Due Process and Accountability



On 27th January 2018, Peter Corrigan Solicitor and Partner, shared a platform in Derry to mark Bloody Sunday 1971.


The theme of the event Peter addressed was Due Process and Accountability in the context of the Conflict in the North of Ireland.


Peter outlined the current impasse to Due Process and Accountability for the relatives of the victims and the survivors of human rights violations incurred during the Conflict.


He stressed the importance of Human Rights as a foundation of the peace in the North of Ireland and the blocks to truth – including National Security and Resources – being imposed by the British government to prevent the fulfilment of the obligations demanded by victims.

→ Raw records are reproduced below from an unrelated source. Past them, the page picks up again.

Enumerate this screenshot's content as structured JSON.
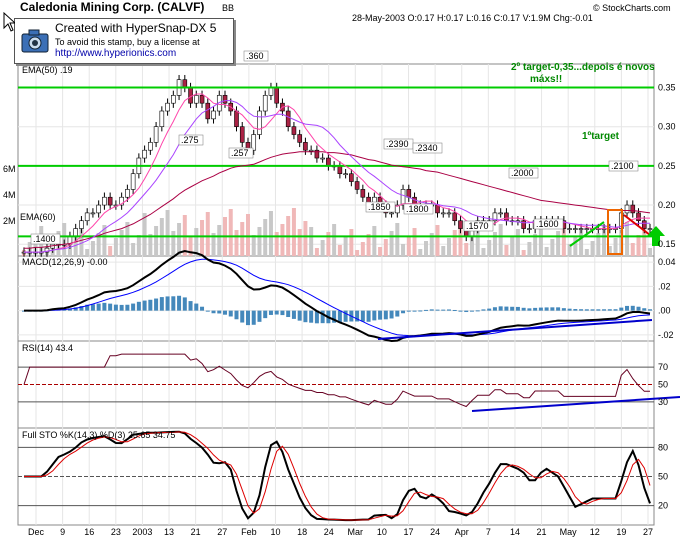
{
  "header": {
    "title": "Caledonia Mining Corp. (CALVF)",
    "exchange": "BB",
    "quote": "28-May-2003 O:0.17 H:0.17 L:0.16 C:0.17 V:1.9M Chg:-0.01",
    "copyright": "© StockCharts.com"
  },
  "stamp": {
    "line1": "Created with HyperSnap-DX 5",
    "line2": "To avoid this stamp, buy a license at",
    "line3": "http://www.hyperionics.com"
  },
  "colors": {
    "up_candle": "#ffffff",
    "down_candle": "#aa2244",
    "target_line": "#00cc00",
    "trend_line": "#0000cc",
    "macd": "#000000",
    "signal": "#0000ff",
    "ema50": "#aa0044",
    "stoch_d": "#dd0000",
    "annotation": "#008800",
    "volume": "#c8c8c8"
  },
  "chart_data": [
    {
      "type": "candlestick",
      "panel": "price",
      "indicator_label": "EMA(50) .19",
      "ema60_label": "EMA(60)",
      "ylim": [
        0.135,
        0.38
      ],
      "yticks": [
        "0.35",
        "0.30",
        "0.25",
        "0.20",
        "0.15"
      ],
      "volume_ticks": [
        "6M",
        "4M",
        "2M"
      ],
      "hlines": [
        {
          "y": 0.35,
          "label": "2º target-0,35...depois é novos máxs!!"
        },
        {
          "y": 0.25,
          "label": "1ºtarget"
        },
        {
          "y": 0.16
        }
      ],
      "annotations": [
        ".360",
        ".275",
        ".257",
        ".2390",
        ".2340",
        ".2000",
        ".2100",
        ".1850",
        ".1800",
        ".1570",
        ".1600",
        ".1400"
      ],
      "close": [
        0.14,
        0.14,
        0.14,
        0.14,
        0.145,
        0.15,
        0.15,
        0.15,
        0.16,
        0.17,
        0.18,
        0.19,
        0.19,
        0.2,
        0.21,
        0.2,
        0.2,
        0.21,
        0.22,
        0.24,
        0.26,
        0.27,
        0.28,
        0.3,
        0.32,
        0.33,
        0.34,
        0.36,
        0.35,
        0.33,
        0.34,
        0.33,
        0.31,
        0.32,
        0.34,
        0.33,
        0.32,
        0.3,
        0.28,
        0.27,
        0.29,
        0.32,
        0.34,
        0.35,
        0.33,
        0.32,
        0.3,
        0.29,
        0.28,
        0.27,
        0.27,
        0.26,
        0.26,
        0.25,
        0.25,
        0.24,
        0.24,
        0.23,
        0.22,
        0.21,
        0.2,
        0.21,
        0.2,
        0.19,
        0.19,
        0.2,
        0.22,
        0.21,
        0.2,
        0.2,
        0.2,
        0.2,
        0.19,
        0.19,
        0.19,
        0.18,
        0.17,
        0.16,
        0.17,
        0.18,
        0.18,
        0.18,
        0.19,
        0.19,
        0.18,
        0.18,
        0.18,
        0.17,
        0.17,
        0.18,
        0.18,
        0.18,
        0.18,
        0.18,
        0.17,
        0.17,
        0.17,
        0.17,
        0.17,
        0.17,
        0.17,
        0.17,
        0.17,
        0.17,
        0.19,
        0.2,
        0.19,
        0.18,
        0.17,
        0.17
      ],
      "ema50": [
        0.145,
        0.145,
        0.146,
        0.146,
        0.147,
        0.148,
        0.149,
        0.15,
        0.151,
        0.153,
        0.155,
        0.157,
        0.159,
        0.161,
        0.164,
        0.166,
        0.168,
        0.17,
        0.173,
        0.176,
        0.18,
        0.184,
        0.188,
        0.193,
        0.198,
        0.203,
        0.208,
        0.214,
        0.219,
        0.223,
        0.227,
        0.231,
        0.234,
        0.237,
        0.241,
        0.244,
        0.247,
        0.249,
        0.25,
        0.251,
        0.252,
        0.255,
        0.258,
        0.261,
        0.263,
        0.265,
        0.266,
        0.267,
        0.268,
        0.268,
        0.268,
        0.268,
        0.268,
        0.267,
        0.267,
        0.266,
        0.265,
        0.264,
        0.262,
        0.26,
        0.258,
        0.257,
        0.255,
        0.253,
        0.251,
        0.25,
        0.249,
        0.248,
        0.247,
        0.246,
        0.244,
        0.243,
        0.242,
        0.24,
        0.238,
        0.236,
        0.234,
        0.232,
        0.23,
        0.228,
        0.226,
        0.224,
        0.222,
        0.22,
        0.218,
        0.216,
        0.214,
        0.212,
        0.21,
        0.208,
        0.206,
        0.205,
        0.204,
        0.203,
        0.202,
        0.201,
        0.2,
        0.199,
        0.198,
        0.197,
        0.196,
        0.195,
        0.194,
        0.193,
        0.193,
        0.193,
        0.193,
        0.192,
        0.191,
        0.19
      ],
      "x_labels": [
        "Dec",
        "9",
        "16",
        "23",
        "2003",
        "13",
        "21",
        "27",
        "Feb",
        "10",
        "18",
        "24",
        "Mar",
        "10",
        "17",
        "24",
        "Apr",
        "7",
        "14",
        "21",
        "May",
        "12",
        "19",
        "27"
      ]
    },
    {
      "type": "line",
      "panel": "macd",
      "label": "MACD(12,26,9) -0.00",
      "ylim": [
        -0.025,
        0.045
      ],
      "yticks": [
        "0.04",
        ".02",
        ".00",
        "-.02"
      ]
    },
    {
      "type": "line",
      "panel": "rsi",
      "label": "RSI(14) 43.4",
      "ylim": [
        0,
        100
      ],
      "yticks": [
        "70",
        "50",
        "30"
      ],
      "levels": [
        70,
        50,
        30
      ]
    },
    {
      "type": "line",
      "panel": "stochastic",
      "label": "Full STO %K(14,3) %D(3) 25.65 34.75",
      "ylim": [
        0,
        100
      ],
      "yticks": [
        "80",
        "50",
        "20"
      ],
      "levels": [
        80,
        50,
        20
      ]
    }
  ]
}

These included the failure of the Package of Measures following The McKerr groups of judgment in Strasbourg which was meant to provide legal mechanisms for independent, effective, prompt investigations – with the effective participation of the relatives of the families of the victims.


He concluded his remarks by saying:


“50 years ago in Duke Street in the City of Derry, civil rights protesters were battened to the ground when they sought accountability and equality.


46 years ago 14 people were murdered when they sought due process against the internment without trial.


Today the British government is urged to introduce measures to secure due process in Legacy cases which seek to achieve accountability.


This requires the full and meaningful implementation of The Package of Measures secured by families of state murder including the McShane’s of Derry and the Kelly’s of Dungannon.”


Since the establishment of the Northern State there has been no Due Process or Accountability for victims of state violence, the rights to all victims cannot be bartered away in any political negotiations.